=== Section Start ===

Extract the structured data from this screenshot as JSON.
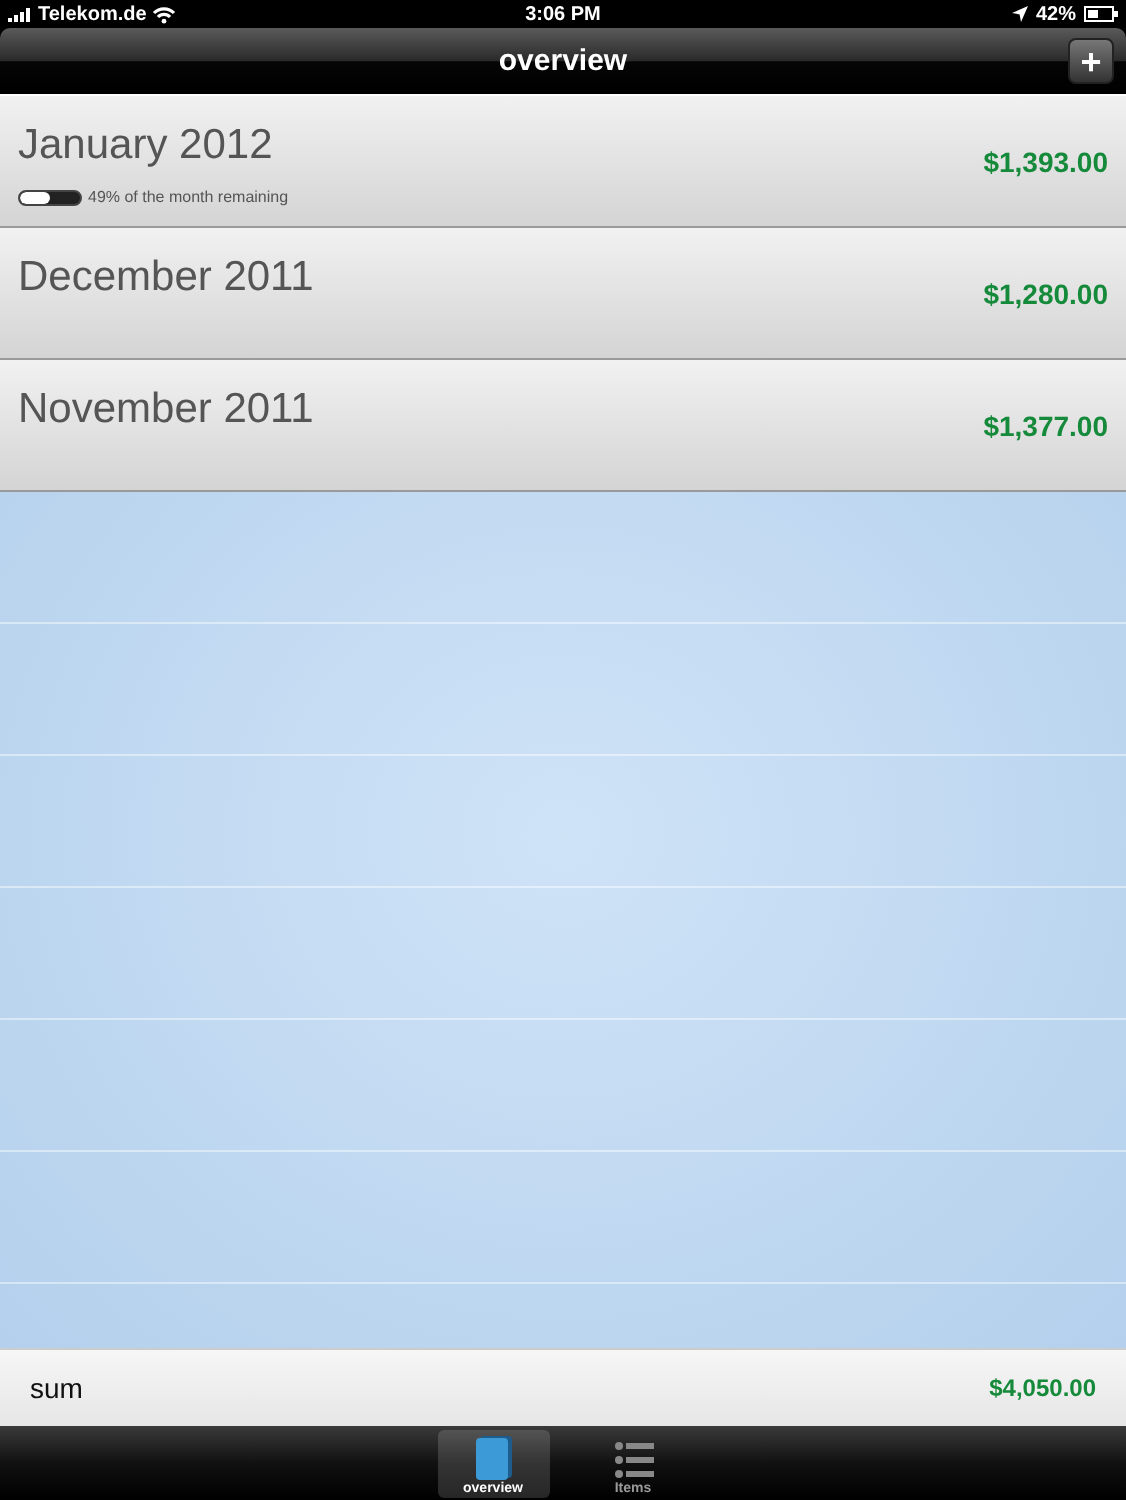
{
  "status_bar": {
    "carrier": "Telekom.de",
    "time": "3:06 PM",
    "battery": "42%"
  },
  "nav_bar": {
    "title": "overview",
    "add_button": "+"
  },
  "months": [
    {
      "name": "January 2012",
      "amount": "$1,393.00",
      "progress": {
        "level": 0.49,
        "label": "49% of the month remaining"
      }
    },
    {
      "name": "December 2011",
      "amount": "$1,280.00"
    },
    {
      "name": "November 2011",
      "amount": "$1,377.00"
    }
  ],
  "sum": {
    "label": "sum",
    "amount": "$4,050.00"
  },
  "tabs": [
    {
      "label": "overview",
      "kind": "book",
      "selected": true
    },
    {
      "label": "Items",
      "kind": "list",
      "selected": false
    }
  ]
}
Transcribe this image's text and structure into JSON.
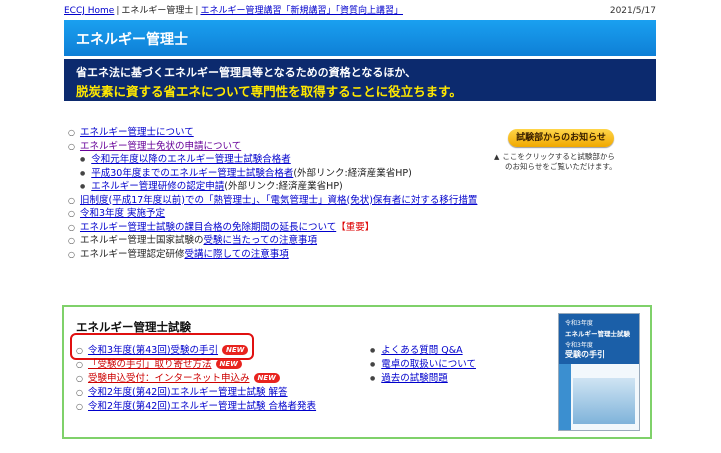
{
  "topbar": {
    "home": "ECCJ Home",
    "current": "エネルギー管理士",
    "seminar": "エネルギー管理講習「新規講習」「資質向上講習」",
    "date": "2021/5/17"
  },
  "header": {
    "title": "エネルギー管理士"
  },
  "banner": {
    "line1": "省エネ法に基づくエネルギー管理員等となるための資格となるほか、",
    "line2": "脱炭素に資する省エネについて専門性を取得することに役立ちます。"
  },
  "links": {
    "about": "エネルギー管理士について",
    "license": "エネルギー管理士免状の申請について",
    "license_sub": [
      "令和元年度以降のエネルギー管理士試験合格者",
      "平成30年度までのエネルギー管理士試験合格者",
      "エネルギー管理研修の認定申請"
    ],
    "external": "(外部リンク:経済産業省HP)",
    "transition": "旧制度(平成17年度以前)での「熱管理士」、「電気管理士」資格(免状)保有者に対する移行措置",
    "schedule": "令和3年度 実施予定",
    "extension": "エネルギー管理士試験の課目合格の免除期間の延長について",
    "important": "【重要】",
    "exam_notice_prefix": "エネルギー管理士国家試験の",
    "exam_notice_link": "受験に当たっての注意事項",
    "training_notice_prefix": "エネルギー管理認定研修",
    "training_notice_link": "受講に際しての注意事項"
  },
  "notice": {
    "button": "試験部からのお知らせ",
    "desc1": "ここをクリックすると試験部から",
    "desc2": "のお知らせをご覧いただけます。"
  },
  "exam": {
    "title": "エネルギー管理士試験",
    "left_items": [
      "令和3年度(第43回)受験の手引",
      "「受験の手引」取り寄せ方法",
      "受験申込受付：インターネット申込み",
      "令和2年度(第42回)エネルギー管理士試験 解答",
      "令和2年度(第42回)エネルギー管理士試験 合格者発表"
    ],
    "new_badge": "NEW",
    "right_items": [
      "よくある質問 Q&A",
      "電卓の取扱いについて",
      "過去の試験問題"
    ]
  },
  "cover": {
    "line1": "令和3年度",
    "line2": "エネルギー管理士試験",
    "line3": "令和3年度",
    "line4": "受験の手引"
  }
}
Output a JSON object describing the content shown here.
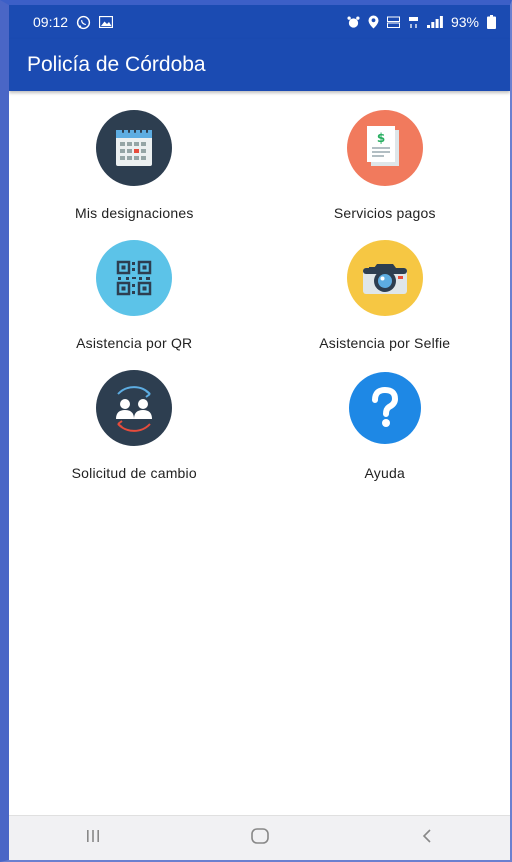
{
  "status": {
    "time": "09:12",
    "battery": "93%"
  },
  "appbar": {
    "title": "Policía de Córdoba"
  },
  "colors": {
    "primary": "#1b4bb2",
    "calendar_bg": "#2d3e50",
    "payments_bg": "#f17a5d",
    "qr_bg": "#5cc3e8",
    "camera_bg": "#f6c743",
    "exchange_bg": "#2d3e50",
    "help_bg": "#1e88e5"
  },
  "menu": [
    {
      "label": "Mis designaciones",
      "icon": "calendar-icon"
    },
    {
      "label": "Servicios pagos",
      "icon": "payment-receipt-icon"
    },
    {
      "label": "Asistencia por QR",
      "icon": "qr-code-icon"
    },
    {
      "label": "Asistencia por Selfie",
      "icon": "camera-icon"
    },
    {
      "label": "Solicitud de cambio",
      "icon": "users-exchange-icon"
    },
    {
      "label": "Ayuda",
      "icon": "help-icon"
    }
  ]
}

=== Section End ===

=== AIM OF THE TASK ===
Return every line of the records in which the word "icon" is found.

=== SOLUTION TO THIS EXERCISE ===
      "icon": "calendar-icon"
      "icon": "payment-receipt-icon"
      "icon": "qr-code-icon"
      "icon": "camera-icon"
      "icon": "users-exchange-icon"
      "icon": "help-icon"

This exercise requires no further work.